Absolutely; there is nothing more special than the loving care and touch that a family puts into building the casket or urn for their loved one.
Whether you are preplanning for yourself or choosing for a loved one, a casket selection is a very personal decision. The casket should reflect the personality, life-style and taste of your loved one. Many caskets can be personalized through embroidery, engraving, changeable corners or memory pockets/drawers. The casket serves as your final tribute to your loved one's life.
Cremation is a highly personal choice. For some, it is a departure from family burial tradition. Choosing cremation is a reflection of an individual's beliefs and preferences. There are various reasons why people choose cremation over burial. These reasons range from environmental concerns to religious beliefs
Yes, you can have a funeral if you choose cremation. Cremation can take place either before or after a funeral depending on what type of service is selected. So, it is possible to have a viewing, funeral service and/or burial.
The body will be transported to the crematory in an alternative container (an unfinished fiberboard box) or casket selected by the family that is required by the state and/or crematory. During cremation, the body is exposed to intense heat (1400 - 2000 degrees Fahrenheit) for a period of two to three hours, depending on the size of the body. During this time all matter is consumed with the exception of bone fragments, metal casket hinges, jewelry or prostheses.
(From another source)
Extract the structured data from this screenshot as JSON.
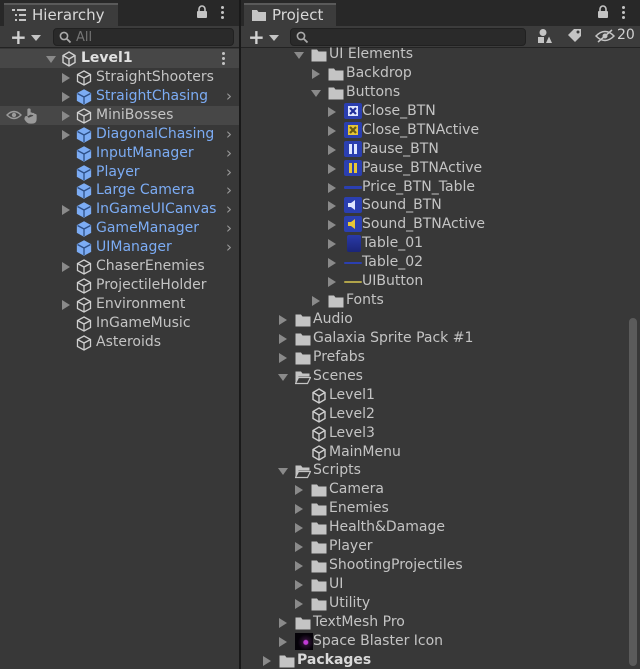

After the cremation is complete, the cremated remains are allowed to cool and then removed from the cremation chamber.
What you choose to do with the cremated remains is a personal decision. Most people choose to have the urn buried in a cemetery or placed into a mausoleum or columbarium niche. Others choose to keep the cremated remains at home or scatter them in a meaningful location.
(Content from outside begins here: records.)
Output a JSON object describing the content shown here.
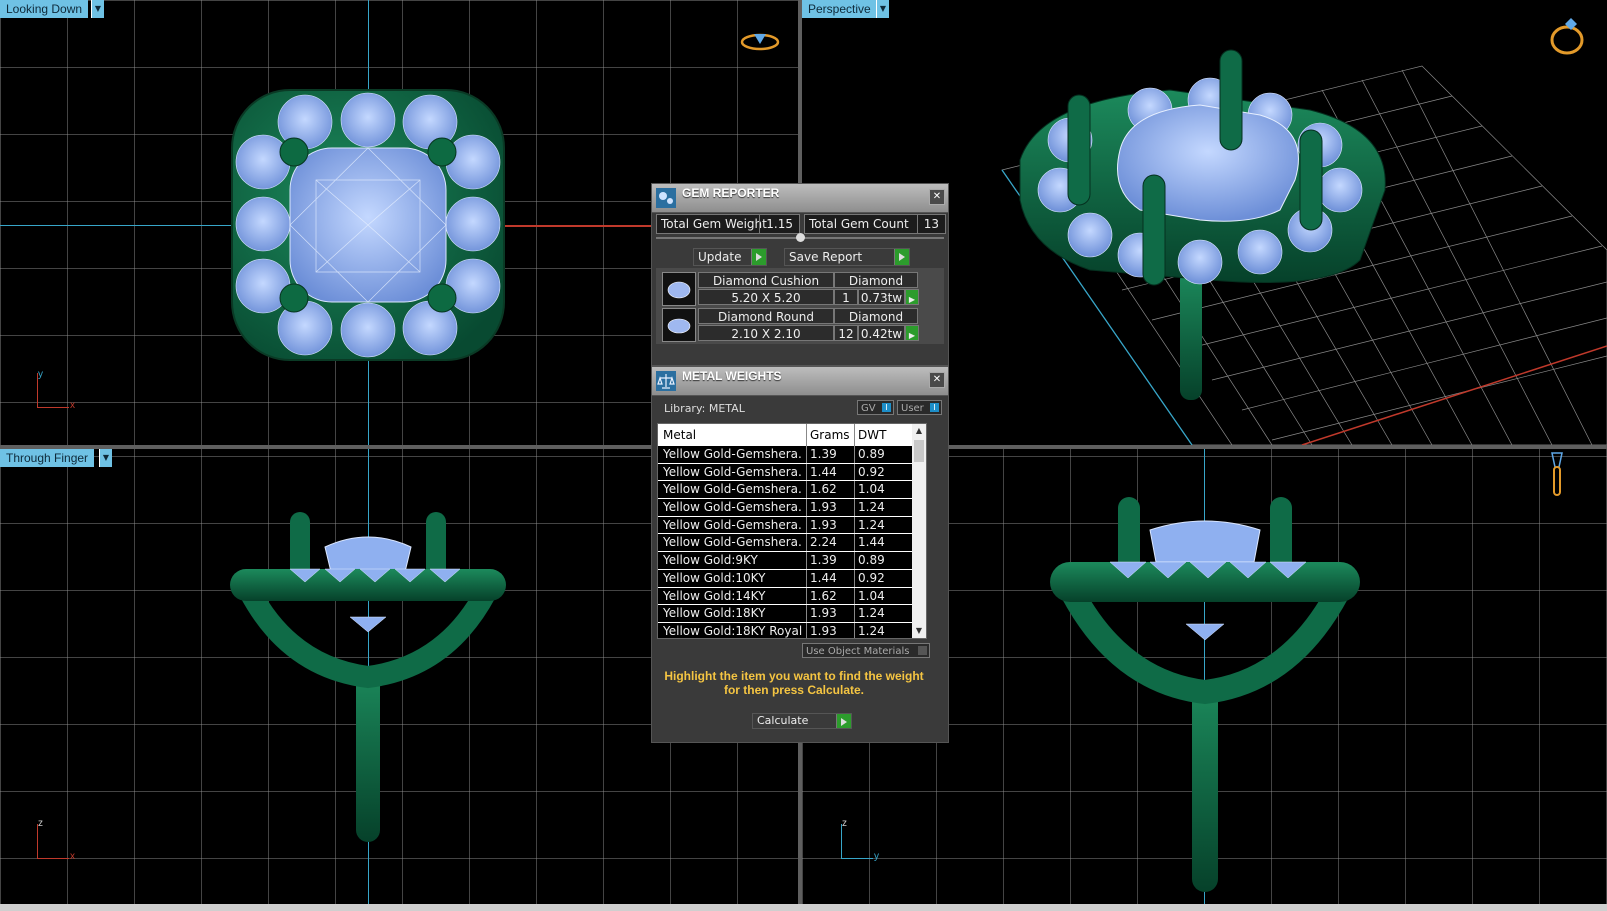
{
  "viewports": {
    "top_left": {
      "label": "Looking Down",
      "axes": [
        "y",
        "x"
      ]
    },
    "top_right": {
      "label": "Perspective"
    },
    "bottom_left": {
      "label": "Through Finger",
      "axes": [
        "z",
        "x"
      ]
    },
    "bottom_right": {
      "axes": [
        "z",
        "y"
      ]
    }
  },
  "gem_reporter": {
    "title": "GEM REPORTER",
    "total_weight_label": "Total Gem Weight",
    "total_weight_value": "1.15",
    "total_count_label": "Total Gem Count",
    "total_count_value": "13",
    "update_label": "Update",
    "save_label": "Save Report",
    "gems": [
      {
        "name": "Diamond Cushion",
        "material": "Diamond",
        "size": "5.20 X 5.20",
        "count": "1",
        "weight": "0.73tw"
      },
      {
        "name": "Diamond Round",
        "material": "Diamond",
        "size": "2.10 X 2.10",
        "count": "12",
        "weight": "0.42tw"
      }
    ]
  },
  "metal_weights": {
    "title": "METAL WEIGHTS",
    "library_label": "Library: METAL",
    "gv_label": "GV",
    "user_label": "User",
    "columns": [
      "Metal",
      "Grams",
      "DWT"
    ],
    "rows": [
      [
        "Yellow Gold-Gemshera...",
        "1.39",
        "0.89"
      ],
      [
        "Yellow Gold-Gemshera...",
        "1.44",
        "0.92"
      ],
      [
        "Yellow Gold-Gemshera...",
        "1.62",
        "1.04"
      ],
      [
        "Yellow Gold-Gemshera...",
        "1.93",
        "1.24"
      ],
      [
        "Yellow Gold-Gemshera...",
        "1.93",
        "1.24"
      ],
      [
        "Yellow Gold-Gemshera...",
        "2.24",
        "1.44"
      ],
      [
        "Yellow Gold:9KY",
        "1.39",
        "0.89"
      ],
      [
        "Yellow Gold:10KY",
        "1.44",
        "0.92"
      ],
      [
        "Yellow Gold:14KY",
        "1.62",
        "1.04"
      ],
      [
        "Yellow Gold:18KY",
        "1.93",
        "1.24"
      ],
      [
        "Yellow Gold:18KY Royal",
        "1.93",
        "1.24"
      ]
    ],
    "use_object_materials": "Use Object Materials",
    "hint": "Highlight the item you want to find the weight for then press Calculate.",
    "calculate_label": "Calculate"
  },
  "colors": {
    "metal": "#0f6b47",
    "gem": "#8fb0f0",
    "label_bg": "#6fc2e5",
    "hint": "#f5c542"
  }
}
Deciding what will be done with cremated remains may help you decide what type of urn to select. An urn can serve as an important focal point at a funeral or memorial service. There are also urn styles that are especially appropriate when scattering is chosen. Though most people find it easier to select an urn at the same time as other funeral or memorial arrangements are made, an urn can also be purchased at a later time. When you choose an urn, you are creating a permanent memorial, one that reflects your loved one's character and your personal taste.